Respect is a key issue in commerce, in education and in life. It is the backbone of social conventions, and the assumed ‘resting state’ of all business transactions. It is the basis of all professionalism, and it is ignored at an astounding rate in these days of the ‘me’ culture.

What do we want out of our ‘work’ interactions? As a business owner or manager, we want to satisfy our customers and to attract new ones. Seems simple, but not always. It can be difficult discerning HOW to satisfy customers, and sometimes the ones who are most demanding are not worth satisfying. But you hope that by keeping them satisfied, they will continue to be your customer, and to help you attract new ones.

As employees, without a stake in the business we work for, I think most of us are content to merely keep our job. This can also be more difficult than it sounds — some jobs, and some employers, are more rational than others. But it is a sure thing that employees who don’t show respect for the job, the company, and the customers, will not keep that job. Just as surely, the employer who doesn’t respect the employee — their knowledge, experience, or just the fact that they are human beings deserving of respect — will lose them. As customers, we expect respect from the places we do business with. Customers can always tell when they are being disrespected, and they can always sense when there is ‘something rotten in Denmark’ between employer and employees. But what about the respect due a business by the customer?

When there is no established relationship, it can be easy to blow off the social niceties. But these social niceties aren’t the window dressing— they are the meat.

Every single person you meet can have an impact on your life, for good or ill. How you are perceived in the world is a direct consequence of how you treat other people. And of course, how you are perceived, your reputation is what gets you that interview, that job, that appointment or that big account.
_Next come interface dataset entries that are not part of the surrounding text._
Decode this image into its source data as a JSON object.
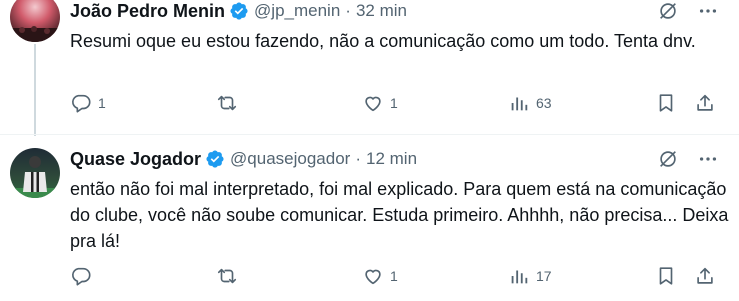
{
  "tweets": [
    {
      "author_name": "João Pedro Menin",
      "handle": "@jp_menin",
      "separator": "·",
      "time": "32 min",
      "text": "Resumi oque eu estou fazendo, não a comunicação como um todo. Tenta dnv.",
      "replies": "1",
      "retweets": "",
      "likes": "1",
      "views": "63"
    },
    {
      "author_name": "Quase Jogador",
      "handle": "@quasejogador",
      "separator": "·",
      "time": "12 min",
      "text": "então não foi mal interpretado, foi mal explicado. Para quem está na comunicação do clube, você não soube comunicar. Estuda primeiro. Ahhhh, não precisa... Deixa pra lá!",
      "replies": "",
      "retweets": "",
      "likes": "1",
      "views": "17"
    }
  ],
  "colors": {
    "text_primary": "#0f1419",
    "text_secondary": "#536471",
    "verified_blue": "#1d9bf0",
    "divider": "#eff3f4"
  },
  "icons": {
    "reply": "reply-icon",
    "retweet": "retweet-icon",
    "like": "like-icon",
    "views": "views-icon",
    "bookmark": "bookmark-icon",
    "share": "share-icon",
    "grok": "grok-icon",
    "more": "more-icon",
    "verified": "verified-badge-icon"
  }
}
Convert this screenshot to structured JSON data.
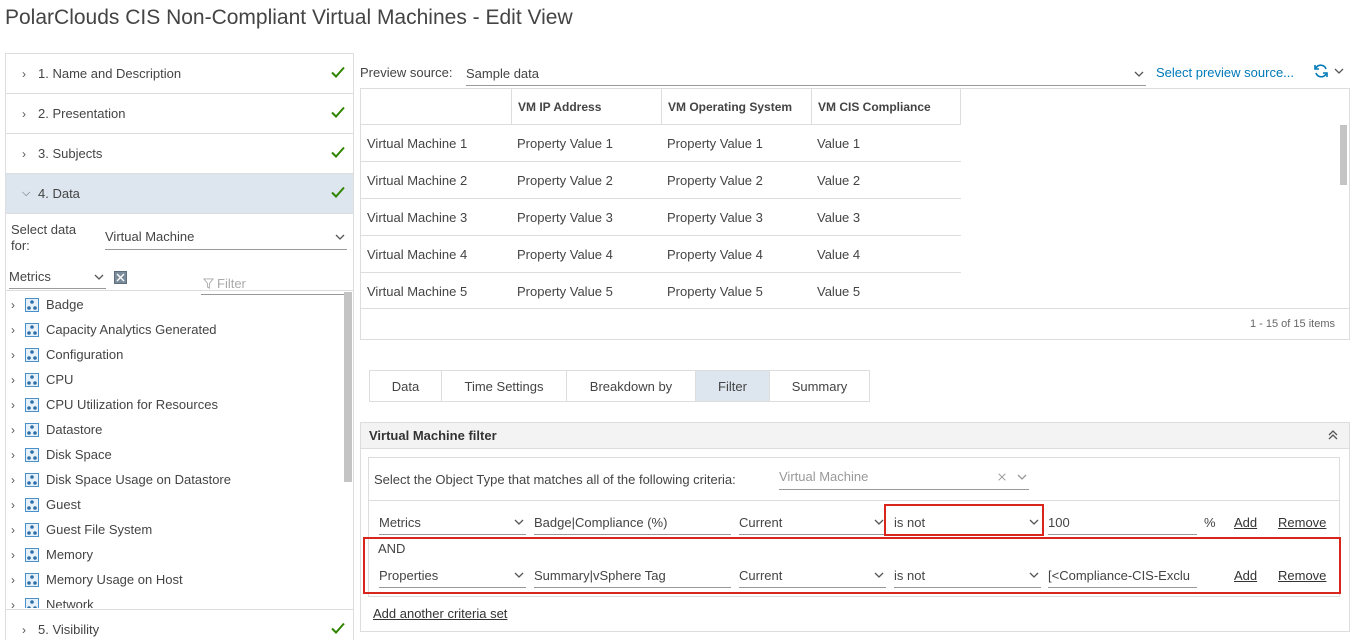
{
  "page_title": "PolarClouds CIS Non-Compliant Virtual Machines - Edit View",
  "steps": [
    {
      "label": "1. Name and Description",
      "complete": true,
      "expanded": false
    },
    {
      "label": "2. Presentation",
      "complete": true,
      "expanded": false
    },
    {
      "label": "3. Subjects",
      "complete": true,
      "expanded": false
    },
    {
      "label": "4. Data",
      "complete": true,
      "expanded": true
    },
    {
      "label": "5. Visibility",
      "complete": true,
      "expanded": false
    }
  ],
  "data_panel": {
    "select_data_label": "Select data for:",
    "select_data_value": "Virtual Machine",
    "metrics_value": "Metrics",
    "filter_placeholder": "Filter",
    "tree_items": [
      "Badge",
      "Capacity Analytics Generated",
      "Configuration",
      "CPU",
      "CPU Utilization for Resources",
      "Datastore",
      "Disk Space",
      "Disk Space Usage on Datastore",
      "Guest",
      "Guest File System",
      "Memory",
      "Memory Usage on Host",
      "Network"
    ]
  },
  "preview": {
    "source_label": "Preview source:",
    "source_value": "Sample data",
    "select_link": "Select preview source...",
    "columns": [
      "",
      "VM IP Address",
      "VM Operating System",
      "VM CIS Compliance"
    ],
    "rows": [
      [
        "Virtual Machine 1",
        "Property Value 1",
        "Property Value 1",
        "Value 1"
      ],
      [
        "Virtual Machine 2",
        "Property Value 2",
        "Property Value 2",
        "Value 2"
      ],
      [
        "Virtual Machine 3",
        "Property Value 3",
        "Property Value 3",
        "Value 3"
      ],
      [
        "Virtual Machine 4",
        "Property Value 4",
        "Property Value 4",
        "Value 4"
      ],
      [
        "Virtual Machine 5",
        "Property Value 5",
        "Property Value 5",
        "Value 5"
      ]
    ],
    "pagination": "1 - 15 of 15 items"
  },
  "tabs": [
    {
      "label": "Data",
      "active": false
    },
    {
      "label": "Time Settings",
      "active": false
    },
    {
      "label": "Breakdown by",
      "active": false
    },
    {
      "label": "Filter",
      "active": true
    },
    {
      "label": "Summary",
      "active": false
    }
  ],
  "filter": {
    "title": "Virtual Machine filter",
    "intro": "Select the Object Type that matches all of the following criteria:",
    "object_type_placeholder": "Virtual Machine",
    "and_label": "AND",
    "criteria": [
      {
        "type": "Metrics",
        "attribute": "Badge|Compliance (%)",
        "timing": "Current",
        "operator": "is not",
        "value": "100",
        "unit": "%",
        "add": "Add",
        "remove": "Remove"
      },
      {
        "type": "Properties",
        "attribute": "Summary|vSphere Tag",
        "timing": "Current",
        "operator": "is not",
        "value": "[<Compliance-CIS-Exclu",
        "unit": "",
        "add": "Add",
        "remove": "Remove"
      }
    ],
    "add_set": "Add another criteria set"
  },
  "colors": {
    "accent": "#0079b8",
    "check": "#2f8400",
    "active_bg": "#dde6ee",
    "highlight": "#d9261c"
  }
}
The golden rule really is true: if you want people to treat you a certain way, you’d best treat others that way. Have high expectations for yourself if you intend to have them for others. Do you want people to return your calls promptly? Do the same for them. Do you want to be treated as a peer, and for others to show you the respect of your time when you contact them? Do the same for them. Do you want to be treated with respect at your work and for your opinion to matter? Then do the same.

It is tempting to ignore those calls that I know are unwanted sales calls. But every time I have a week like the last, I am reminded why it is important to answer every call and honor every appointment.

I frequently hit the same themes in this column and for good reason. As a business consultant, I see the same issues over and over again. Most of the issues that hold businesses back are people issues —respect being one of the most important. Respect everyone who calls you, everyone who walks through your door, everyone who stops you on the street. Do it for yourself, if not for common decency. You won’t know if that person could have been the single best thing to happen to you or your business in the past week unless you treat them respectfully and professionally.